Now, Thain must clean up the mess, the extent of which is not yet known. Although most of the other businesses are doing O.K., Merrill has $30 billion in mortgage-backed bonds and CDOs on its books. Analysts are betting the firm will take a further multibillion-dollar writedown this quarter."THE POWER OF CULTURE"Meanwhile, Thain, who has no experience in retail brokerage, will have to soothe Merrill's in-house brokers. The team, which long resented O'Neal's strong-arm style, had hoped their boss, Robert McCann, head of the private client group, would nab the top spot. To quell dissent, Thain may promote McCann. "He understands the power of culture, which Stan did not," says Win Smith, a former Merrill executive and a son of one of the firm's founders. "He'll take time to understand the old culture and what made it so good."

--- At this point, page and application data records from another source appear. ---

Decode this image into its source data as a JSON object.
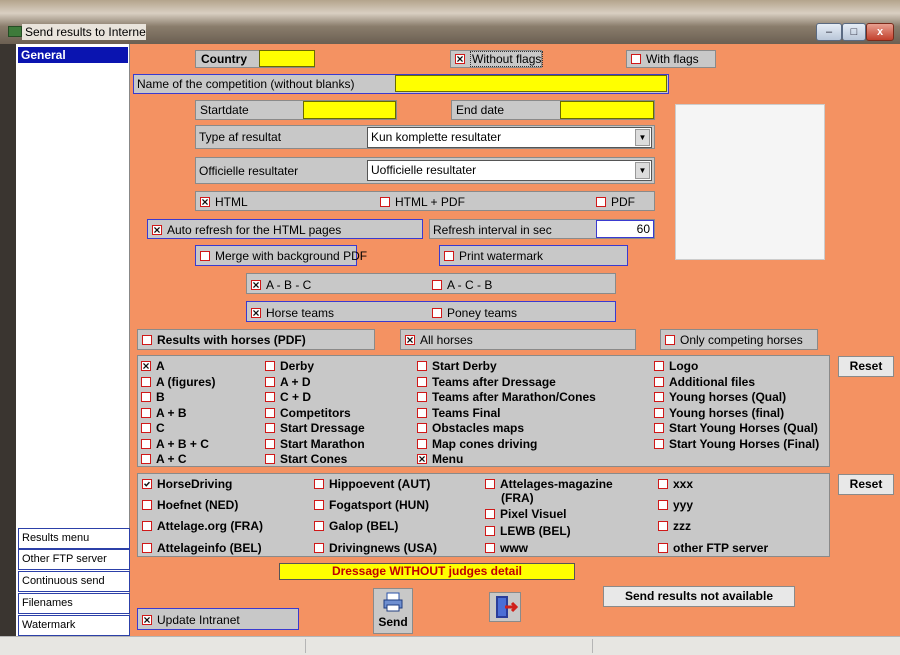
{
  "window": {
    "title": "Send results to Internet",
    "min": "–",
    "max": "□",
    "close": "x"
  },
  "sidebar": {
    "selected": "General",
    "items": [
      "Results menu",
      "Other FTP server",
      "Continuous send",
      "Filenames",
      "Watermark"
    ]
  },
  "form": {
    "country_label": "Country",
    "country_value": "",
    "without_flags": "Without flags",
    "with_flags": "With flags",
    "competition_name_label": "Name of the competition (without blanks)",
    "competition_name_value": "",
    "startdate_label": "Startdate",
    "enddate_label": "End date",
    "type_label": "Type af resultat",
    "type_value": "Kun komplette resultater",
    "official_label": "Officielle resultater",
    "official_value": "Uofficielle resultater",
    "html": "HTML",
    "html_pdf": "HTML + PDF",
    "pdf": "PDF",
    "auto_refresh": "Auto refresh for the HTML pages",
    "refresh_interval_label": "Refresh interval in sec",
    "refresh_interval_value": "60",
    "merge_bg": "Merge with background PDF",
    "print_watermark": "Print watermark",
    "abc": "A - B - C",
    "acb": "A - C - B",
    "horse_teams": "Horse teams",
    "poney_teams": "Poney teams",
    "results_with_horses": "Results with horses (PDF)",
    "all_horses": "All horses",
    "only_competing": "Only competing horses"
  },
  "results": {
    "col1": [
      {
        "t": "A",
        "on": true
      },
      {
        "t": "A (figures)",
        "on": false
      },
      {
        "t": "B",
        "on": false
      },
      {
        "t": "A + B",
        "on": false
      },
      {
        "t": "C",
        "on": false
      },
      {
        "t": "A + B + C",
        "on": false
      },
      {
        "t": "A + C",
        "on": false
      }
    ],
    "col2": [
      {
        "t": "Derby",
        "on": false
      },
      {
        "t": "A + D",
        "on": false
      },
      {
        "t": "C + D",
        "on": false
      },
      {
        "t": "Competitors",
        "on": false
      },
      {
        "t": "Start Dressage",
        "on": false
      },
      {
        "t": "Start Marathon",
        "on": false
      },
      {
        "t": "Start Cones",
        "on": false
      }
    ],
    "col3": [
      {
        "t": "Start Derby",
        "on": false
      },
      {
        "t": "Teams after Dressage",
        "on": false
      },
      {
        "t": "Teams after Marathon/Cones",
        "on": false
      },
      {
        "t": "Teams Final",
        "on": false
      },
      {
        "t": "Obstacles maps",
        "on": false
      },
      {
        "t": "Map cones driving",
        "on": false
      },
      {
        "t": "Menu",
        "on": true
      }
    ],
    "col4": [
      {
        "t": "Logo",
        "on": false
      },
      {
        "t": "Additional files",
        "on": false
      },
      {
        "t": "Young horses (Qual)",
        "on": false
      },
      {
        "t": "Young horses (final)",
        "on": false
      },
      {
        "t": "Start Young Horses (Qual)",
        "on": false
      },
      {
        "t": "Start Young Horses (Final)",
        "on": false
      }
    ],
    "reset": "Reset"
  },
  "sites": {
    "reset": "Reset",
    "horsedriving": "HorseDriving",
    "hoefnet": "Hoefnet (NED)",
    "attelage_org": "Attelage.org (FRA)",
    "attelageinfo": "Attelageinfo (BEL)",
    "hippoevent": "Hippoevent (AUT)",
    "fogatsport": "Fogatsport (HUN)",
    "galop": "Galop (BEL)",
    "drivingnews": "Drivingnews (USA)",
    "attelages_mag_1": "Attelages-magazine",
    "attelages_mag_2": "(FRA)",
    "pixel": "Pixel Visuel",
    "lewb": "LEWB (BEL)",
    "www": "www",
    "xxx": "xxx",
    "yyy": "yyy",
    "zzz": "zzz",
    "other_ftp": "other FTP server"
  },
  "footer": {
    "dressage_notice": "Dressage WITHOUT judges detail",
    "update_intranet": "Update Intranet",
    "send": "Send",
    "not_available": "Send results not available"
  }
}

Thain is quite the fix-it guy. He joined the NYSE in 2004, when morale was at an all-time low: Chairman Richard A. Grasso had been drummed out in a scandal over his pay package, and the exchange's position in equity trading had eroded. Thain orchestrated a fast turnaround. In 2006, the NYSE acquired the Archipelago electronic exchange and took the newly combined company public. Later he forged a union with the Euronext exchange, creating an international powerhouse in equities and derivatives trading. NYSE's stock is up some 600% during his tenure. "His record as a value creator speaks for itself," says Jamie Selway, a former chief economist at Archipelago. Adds a former Goldman colleague: "John loves to take things apart and fix them. He understands risk."
Still, Thain's job this time could be tougher. "You could have [physicist] Stephen Hawking running Merrill and it wouldn't matter," says Meredith Whitney, a CIBC (CM
) analyst. "It's at least a four-year project." By Matthew Goldstein and Emily Thornton, with Mara Der Hovanesian, Roben Farzad, and Aaron Pressman